So while DLC for Early Access games does kind of smell a bit whiffy, it’s really difficult to make a statement on how reasonable or shockingly awful spending development time on DLC while you’re in Early Access actually is.

Conclusion: Inconclusive.

On Games Industry Ignorance

Posted by CaptainBinky | Posted in Games, Rants | Posted on 11-10-2014


When I was a kid, you could pretty much ask me about any game, any developer, and I’d have had quite a lot to say on the matter. The number of games released was comparatively tiny and the number of people involved in production also comparatively tiny. On the C64, you could name a musician and any true gamer could pretty much rattle off a list of their work. Because you were so restricted by choice on these early platforms, you pretty much took anything you could get. You’d buy a game because Rob Hubbard, Tim Follin, Chris Hulsbeck, et al did the music – balls to whether the game was any good.

Given this dearth of choice, you were pretty much able to convince yourself something was great even if retrospectively it was a bit shit. I spent a lot of time swooning over Dragon Breed on the C64 not because I particularly enjoyed side-scrolling shoot-em-ups, but because they did some incredibly fancypants stuff with the graphics – more sprites onscreen than seemed possible on the C64, rapidly alternating colours to produce impossible hues, giant boss characters. It was this general vibe of loving pretty much all games ever which led me to pursue a career in videogames.

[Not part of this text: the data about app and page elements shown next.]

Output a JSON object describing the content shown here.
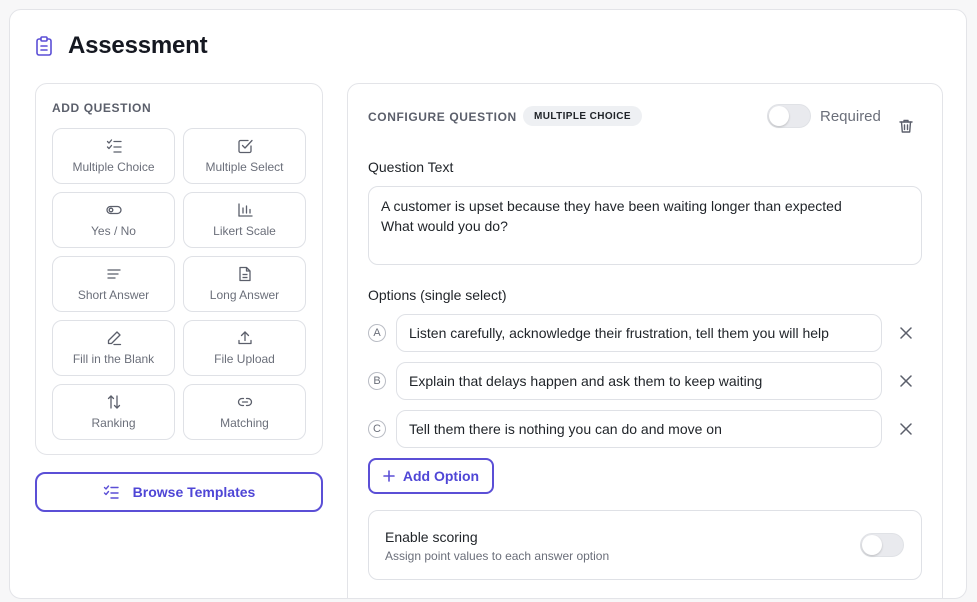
{
  "header": {
    "title": "Assessment",
    "icon": "clipboard-icon"
  },
  "add_question": {
    "label": "ADD QUESTION",
    "types": [
      {
        "label": "Multiple Choice",
        "icon": "list-check-icon"
      },
      {
        "label": "Multiple Select",
        "icon": "checkbox-icon"
      },
      {
        "label": "Yes / No",
        "icon": "toggle-icon"
      },
      {
        "label": "Likert Scale",
        "icon": "bar-chart-icon"
      },
      {
        "label": "Short Answer",
        "icon": "short-text-icon"
      },
      {
        "label": "Long Answer",
        "icon": "document-icon"
      },
      {
        "label": "Fill in the Blank",
        "icon": "pencil-icon"
      },
      {
        "label": "File Upload",
        "icon": "upload-icon"
      },
      {
        "label": "Ranking",
        "icon": "sort-arrows-icon"
      },
      {
        "label": "Matching",
        "icon": "link-icon"
      }
    ]
  },
  "browse_templates": {
    "label": "Browse Templates",
    "icon": "list-check-icon"
  },
  "configure": {
    "label": "CONFIGURE QUESTION",
    "type_badge": "MULTIPLE CHOICE",
    "required_label": "Required",
    "required": false,
    "question_text_label": "Question Text",
    "question_text": "A customer is upset because they have been waiting longer than expected\nWhat would you do?",
    "options_label": "Options (single select)",
    "options": [
      {
        "letter": "A",
        "text": "Listen carefully, acknowledge their frustration, tell them you will help"
      },
      {
        "letter": "B",
        "text": "Explain that delays happen and ask them to keep waiting"
      },
      {
        "letter": "C",
        "text": "Tell them there is nothing you can do and move on"
      }
    ],
    "add_option_label": "Add Option",
    "scoring": {
      "title": "Enable scoring",
      "subtitle": "Assign point values to each answer option",
      "enabled": false
    }
  },
  "colors": {
    "accent": "#5b4fd6",
    "border": "#dfe1e6",
    "muted": "#6b6f7a"
  }
}
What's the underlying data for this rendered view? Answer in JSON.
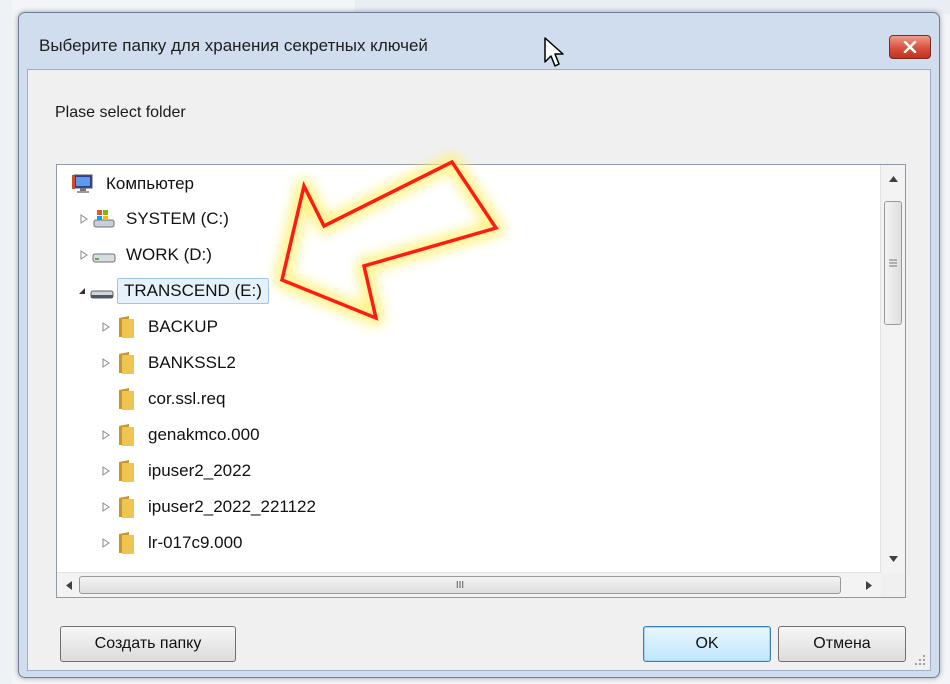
{
  "dialog": {
    "title": "Выберите папку для хранения секретных ключей",
    "prompt": "Plase select folder",
    "close_label": "✕"
  },
  "tree": {
    "items": [
      {
        "label": "Компьютер",
        "icon": "computer-icon",
        "expander": "none",
        "level": 0
      },
      {
        "label": "SYSTEM (C:)",
        "icon": "system-drive-icon",
        "expander": "collapsed",
        "level": 1
      },
      {
        "label": "WORK (D:)",
        "icon": "drive-icon",
        "expander": "collapsed",
        "level": 1
      },
      {
        "label": "TRANSCEND (E:)",
        "icon": "removable-drive-icon",
        "expander": "expanded",
        "level": 1,
        "selected": true
      },
      {
        "label": "BACKUP",
        "icon": "folder-icon",
        "expander": "collapsed",
        "level": 2
      },
      {
        "label": "BANKSSL2",
        "icon": "folder-icon",
        "expander": "collapsed",
        "level": 2
      },
      {
        "label": "cor.ssl.req",
        "icon": "folder-icon",
        "expander": "none",
        "level": 2
      },
      {
        "label": "genakmco.000",
        "icon": "folder-icon",
        "expander": "collapsed",
        "level": 2
      },
      {
        "label": "ipuser2_2022",
        "icon": "folder-icon",
        "expander": "collapsed",
        "level": 2
      },
      {
        "label": "ipuser2_2022_221122",
        "icon": "folder-icon",
        "expander": "collapsed",
        "level": 2
      },
      {
        "label": "lr-017c9.000",
        "icon": "folder-icon",
        "expander": "collapsed",
        "level": 2
      }
    ],
    "hscroll_grip": "III"
  },
  "buttons": {
    "create_folder": "Создать папку",
    "ok": "OK",
    "cancel": "Отмена"
  },
  "colors": {
    "dialog_frame": "#cfddee",
    "close_button": "#d9503c",
    "annotation_arrow": "#ff1a1a",
    "annotation_glow": "#fff27a",
    "folder": "#e8b84a"
  }
}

But the games industry kept growing. By the time I had graduated University and was looking to get my first games industry job, the games industry was already a bit of a monster. The PlayStation 2 had just been released so despite this ballooning, games – and particularly games graphics – were starting to get a bit exciting. But chatting to co-workers, some of whom had been making games since the Spectrum days, it started to become clear quite how small a grasp anyone had on games as a whole. Nobody knew about everything, no-one even knew about most stuff. These people had encyclopaedic knowledge about everything pre-1996 or so, but after that? Impossible, there’s just too much data and time is limited.


Not to scale: Diagram on the left should be a microdot

By May of this year, more games had been released on Steam than in the whole of 2013. You can argue for tighter curation, but whether or not all these games should be on Steam it is an indication of the vast number of games being made. Add to that console games. Then add mobile / tablet games. Then Facebook games… The ridiculousness becomes staggering. Nobody can have a grasp of this behemoth any more apart from in a statistical sense.

So the point is, nobody is an authority on the games industry as a whole. Nobody represents all game developers, or all gamers. No movement can be easily pigeonholed as about X, or Y. Nobody can sample a statistically insignificant set of games and draw broad industry-wide conclusions. All anyone is representing is their own opinion regardless of how dressed up as ‘fact’ it’s presented, in the context of the tiny fraction of the games industry (or even indie industry) which they’re interested in and know anything about. There are a handful of well-known and vocal developers in an ocean of people you’ve never heard of who’s opinion is unknown. Number of followers/subscribers does not indicate righteousness, just popularity or contentiousness.

This is my ignorance: 99.9999% of the games industry and games and I’m not an authority on anything. I suspect everyone else, no matter who they are or what they’ve made, of similar general ignorance and I try to read and watch commentary and interviews with this in mind.